◆ What you are asked to do
Nothing may be dropped or added when the entries below are copied.

◆ Input data
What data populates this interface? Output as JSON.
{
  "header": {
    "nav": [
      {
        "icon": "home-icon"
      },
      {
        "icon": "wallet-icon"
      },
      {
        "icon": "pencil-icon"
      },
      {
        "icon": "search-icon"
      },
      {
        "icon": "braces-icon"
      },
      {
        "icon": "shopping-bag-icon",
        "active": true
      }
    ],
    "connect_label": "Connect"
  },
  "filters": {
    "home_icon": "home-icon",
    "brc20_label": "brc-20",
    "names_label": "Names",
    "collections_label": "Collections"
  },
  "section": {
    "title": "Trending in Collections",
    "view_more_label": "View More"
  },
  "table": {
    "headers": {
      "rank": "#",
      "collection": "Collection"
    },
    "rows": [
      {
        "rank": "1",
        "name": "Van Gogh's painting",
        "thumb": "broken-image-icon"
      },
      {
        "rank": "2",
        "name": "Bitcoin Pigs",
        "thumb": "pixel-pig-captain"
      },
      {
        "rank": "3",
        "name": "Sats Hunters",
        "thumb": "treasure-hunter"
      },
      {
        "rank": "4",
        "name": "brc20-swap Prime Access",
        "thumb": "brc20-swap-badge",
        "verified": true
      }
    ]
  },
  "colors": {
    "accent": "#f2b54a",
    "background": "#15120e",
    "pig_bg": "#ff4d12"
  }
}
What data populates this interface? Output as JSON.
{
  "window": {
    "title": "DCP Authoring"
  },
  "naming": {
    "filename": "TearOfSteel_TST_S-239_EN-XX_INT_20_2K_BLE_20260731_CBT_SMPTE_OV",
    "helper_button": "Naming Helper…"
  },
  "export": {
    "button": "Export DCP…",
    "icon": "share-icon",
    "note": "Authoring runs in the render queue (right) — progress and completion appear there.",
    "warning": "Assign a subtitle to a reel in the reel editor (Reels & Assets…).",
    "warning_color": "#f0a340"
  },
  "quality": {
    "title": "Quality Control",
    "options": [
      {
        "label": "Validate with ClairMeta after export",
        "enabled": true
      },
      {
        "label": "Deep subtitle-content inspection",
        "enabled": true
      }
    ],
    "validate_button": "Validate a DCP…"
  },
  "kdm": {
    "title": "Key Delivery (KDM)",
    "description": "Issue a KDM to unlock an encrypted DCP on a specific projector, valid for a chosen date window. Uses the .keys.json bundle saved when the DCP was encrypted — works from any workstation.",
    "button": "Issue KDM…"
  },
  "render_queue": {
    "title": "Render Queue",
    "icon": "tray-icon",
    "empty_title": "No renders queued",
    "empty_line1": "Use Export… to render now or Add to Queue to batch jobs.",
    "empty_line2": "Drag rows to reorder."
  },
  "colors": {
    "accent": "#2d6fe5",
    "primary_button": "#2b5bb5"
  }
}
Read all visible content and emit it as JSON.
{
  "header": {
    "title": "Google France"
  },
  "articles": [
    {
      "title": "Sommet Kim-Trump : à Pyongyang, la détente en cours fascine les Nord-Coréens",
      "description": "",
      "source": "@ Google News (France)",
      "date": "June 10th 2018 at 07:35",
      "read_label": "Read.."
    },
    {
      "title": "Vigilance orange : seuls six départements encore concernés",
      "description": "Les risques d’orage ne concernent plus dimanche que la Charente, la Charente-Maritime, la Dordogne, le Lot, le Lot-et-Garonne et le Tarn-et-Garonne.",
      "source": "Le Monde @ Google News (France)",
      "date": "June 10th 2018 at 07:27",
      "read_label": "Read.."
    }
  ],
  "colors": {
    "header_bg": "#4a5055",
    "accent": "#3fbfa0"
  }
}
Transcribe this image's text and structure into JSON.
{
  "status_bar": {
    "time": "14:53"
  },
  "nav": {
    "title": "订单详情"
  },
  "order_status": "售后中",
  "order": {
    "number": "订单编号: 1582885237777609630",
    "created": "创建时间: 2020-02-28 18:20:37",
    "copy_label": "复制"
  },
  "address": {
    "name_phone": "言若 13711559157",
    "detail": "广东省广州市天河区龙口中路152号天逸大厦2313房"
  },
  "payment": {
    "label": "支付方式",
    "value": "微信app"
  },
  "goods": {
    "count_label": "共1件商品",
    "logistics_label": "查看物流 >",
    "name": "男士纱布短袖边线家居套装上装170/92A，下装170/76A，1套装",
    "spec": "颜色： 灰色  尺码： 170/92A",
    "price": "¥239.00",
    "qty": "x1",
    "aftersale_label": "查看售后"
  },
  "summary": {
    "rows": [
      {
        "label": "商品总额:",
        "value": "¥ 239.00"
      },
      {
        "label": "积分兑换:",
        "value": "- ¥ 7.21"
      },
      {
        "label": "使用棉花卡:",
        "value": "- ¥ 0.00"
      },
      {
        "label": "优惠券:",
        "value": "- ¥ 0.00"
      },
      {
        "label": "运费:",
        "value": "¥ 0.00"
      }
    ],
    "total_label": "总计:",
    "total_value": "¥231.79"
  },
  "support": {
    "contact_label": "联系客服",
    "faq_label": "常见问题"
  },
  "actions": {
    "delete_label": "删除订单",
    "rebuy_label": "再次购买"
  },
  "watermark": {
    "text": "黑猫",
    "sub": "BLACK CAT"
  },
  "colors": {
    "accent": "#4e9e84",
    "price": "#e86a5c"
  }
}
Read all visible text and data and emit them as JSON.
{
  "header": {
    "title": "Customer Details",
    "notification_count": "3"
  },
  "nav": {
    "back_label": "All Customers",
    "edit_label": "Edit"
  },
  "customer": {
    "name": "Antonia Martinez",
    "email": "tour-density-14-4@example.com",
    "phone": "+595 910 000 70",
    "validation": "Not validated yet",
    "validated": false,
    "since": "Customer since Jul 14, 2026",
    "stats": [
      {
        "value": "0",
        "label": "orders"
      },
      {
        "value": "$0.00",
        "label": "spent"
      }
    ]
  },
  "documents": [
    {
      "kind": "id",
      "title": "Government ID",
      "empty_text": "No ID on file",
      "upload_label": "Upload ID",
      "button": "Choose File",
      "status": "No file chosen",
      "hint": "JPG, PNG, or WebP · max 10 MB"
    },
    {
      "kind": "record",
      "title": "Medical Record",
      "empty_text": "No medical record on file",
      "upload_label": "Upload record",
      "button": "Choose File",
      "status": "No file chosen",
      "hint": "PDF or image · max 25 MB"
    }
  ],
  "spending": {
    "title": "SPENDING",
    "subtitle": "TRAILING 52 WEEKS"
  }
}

◆ Result
What data populates this interface? Output as JSON.
{
  "header": {
    "nav": [
      {
        "icon": "home-icon"
      },
      {
        "icon": "wallet-icon"
      },
      {
        "icon": "pencil-icon"
      },
      {
        "icon": "search-icon"
      },
      {
        "icon": "braces-icon"
      },
      {
        "icon": "shopping-bag-icon",
        "active": true
      }
    ],
    "connect_label": "Connect"
  },
  "filters": {
    "home_icon": "home-icon",
    "brc20_label": "brc-20",
    "names_label": "Names",
    "collections_label": "Collections"
  },
  "section": {
    "title": "Trending in Collections",
    "view_more_label": "View More"
  },
  "table": {
    "headers": {
      "rank": "#",
      "collection": "Collection"
    },
    "rows": [
      {
        "rank": "1",
        "name": "Van Gogh's painting",
        "thumb": "broken-image-icon"
      },
      {
        "rank": "2",
        "name": "Bitcoin Pigs",
        "thumb": "pixel-pig-captain"
      },
      {
        "rank": "3",
        "name": "Sats Hunters",
        "thumb": "treasure-hunter"
      },
      {
        "rank": "4",
        "name": "brc20-swap Prime Access",
        "thumb": "brc20-swap-badge",
        "verified": true
      }
    ]
  },
  "colors": {
    "accent": "#f2b54a",
    "background": "#15120e",
    "pig_bg": "#ff4d12"
  }
}
What data populates this interface? Output as JSON.
{
  "window": {
    "title": "DCP Authoring"
  },
  "naming": {
    "filename": "TearOfSteel_TST_S-239_EN-XX_INT_20_2K_BLE_20260731_CBT_SMPTE_OV",
    "helper_button": "Naming Helper…"
  },
  "export": {
    "button": "Export DCP…",
    "icon": "share-icon",
    "note": "Authoring runs in the render queue (right) — progress and completion appear there.",
    "warning": "Assign a subtitle to a reel in the reel editor (Reels & Assets…).",
    "warning_color": "#f0a340"
  },
  "quality": {
    "title": "Quality Control",
    "options": [
      {
        "label": "Validate with ClairMeta after export",
        "enabled": true
      },
      {
        "label": "Deep subtitle-content inspection",
        "enabled": true
      }
    ],
    "validate_button": "Validate a DCP…"
  },
  "kdm": {
    "title": "Key Delivery (KDM)",
    "description": "Issue a KDM to unlock an encrypted DCP on a specific projector, valid for a chosen date window. Uses the .keys.json bundle saved when the DCP was encrypted — works from any workstation.",
    "button": "Issue KDM…"
  },
  "render_queue": {
    "title": "Render Queue",
    "icon": "tray-icon",
    "empty_title": "No renders queued",
    "empty_line1": "Use Export… to render now or Add to Queue to batch jobs.",
    "empty_line2": "Drag rows to reorder."
  },
  "colors": {
    "accent": "#2d6fe5",
    "primary_button": "#2b5bb5"
  }
}
Read all visible content and emit it as JSON.
{
  "header": {
    "title": "Google France"
  },
  "articles": [
    {
      "title": "Sommet Kim-Trump : à Pyongyang, la détente en cours fascine les Nord-Coréens",
      "description": "",
      "source": "@ Google News (France)",
      "date": "June 10th 2018 at 07:35",
      "read_label": "Read.."
    },
    {
      "title": "Vigilance orange : seuls six départements encore concernés",
      "description": "Les risques d’orage ne concernent plus dimanche que la Charente, la Charente-Maritime, la Dordogne, le Lot, le Lot-et-Garonne et le Tarn-et-Garonne.",
      "source": "Le Monde @ Google News (France)",
      "date": "June 10th 2018 at 07:27",
      "read_label": "Read.."
    }
  ],
  "colors": {
    "header_bg": "#4a5055",
    "accent": "#3fbfa0"
  }
}
Transcribe this image's text and structure into JSON.
{
  "status_bar": {
    "time": "14:53"
  },
  "nav": {
    "title": "订单详情"
  },
  "order_status": "售后中",
  "order": {
    "number": "订单编号: 1582885237777609630",
    "created": "创建时间: 2020-02-28 18:20:37",
    "copy_label": "复制"
  },
  "address": {
    "name_phone": "言若 13711559157",
    "detail": "广东省广州市天河区龙口中路152号天逸大厦2313房"
  },
  "payment": {
    "label": "支付方式",
    "value": "微信app"
  },
  "goods": {
    "count_label": "共1件商品",
    "logistics_label": "查看物流 >",
    "name": "男士纱布短袖边线家居套装上装170/92A，下装170/76A，1套装",
    "spec": "颜色： 灰色  尺码： 170/92A",
    "price": "¥239.00",
    "qty": "x1",
    "aftersale_label": "查看售后"
  },
  "summary": {
    "rows": [
      {
        "label": "商品总额:",
        "value": "¥ 239.00"
      },
      {
        "label": "积分兑换:",
        "value": "- ¥ 7.21"
      },
      {
        "label": "使用棉花卡:",
        "value": "- ¥ 0.00"
      },
      {
        "label": "优惠券:",
        "value": "- ¥ 0.00"
      },
      {
        "label": "运费:",
        "value": "¥ 0.00"
      }
    ],
    "total_label": "总计:",
    "total_value": "¥231.79"
  },
  "support": {
    "contact_label": "联系客服",
    "faq_label": "常见问题"
  },
  "actions": {
    "delete_label": "删除订单",
    "rebuy_label": "再次购买"
  },
  "watermark": {
    "text": "黑猫",
    "sub": "BLACK CAT"
  },
  "colors": {
    "accent": "#4e9e84",
    "price": "#e86a5c"
  }
}
Read all visible text and data and emit them as JSON.
{
  "header": {
    "title": "Customer Details",
    "notification_count": "3"
  },
  "nav": {
    "back_label": "All Customers",
    "edit_label": "Edit"
  },
  "customer": {
    "name": "Antonia Martinez",
    "email": "tour-density-14-4@example.com",
    "phone": "+595 910 000 70",
    "validation": "Not validated yet",
    "validated": false,
    "since": "Customer since Jul 14, 2026",
    "stats": [
      {
        "value": "0",
        "label": "orders"
      },
      {
        "value": "$0.00",
        "label": "spent"
      }
    ]
  },
  "documents": [
    {
      "kind": "id",
      "title": "Government ID",
      "empty_text": "No ID on file",
      "upload_label": "Upload ID",
      "button": "Choose File",
      "status": "No file chosen",
      "hint": "JPG, PNG, or WebP · max 10 MB"
    },
    {
      "kind": "record",
      "title": "Medical Record",
      "empty_text": "No medical record on file",
      "upload_label": "Upload record",
      "button": "Choose File",
      "status": "No file chosen",
      "hint": "PDF or image · max 25 MB"
    }
  ],
  "spending": {
    "title": "SPENDING",
    "subtitle": "TRAILING 52 WEEKS"
  }
}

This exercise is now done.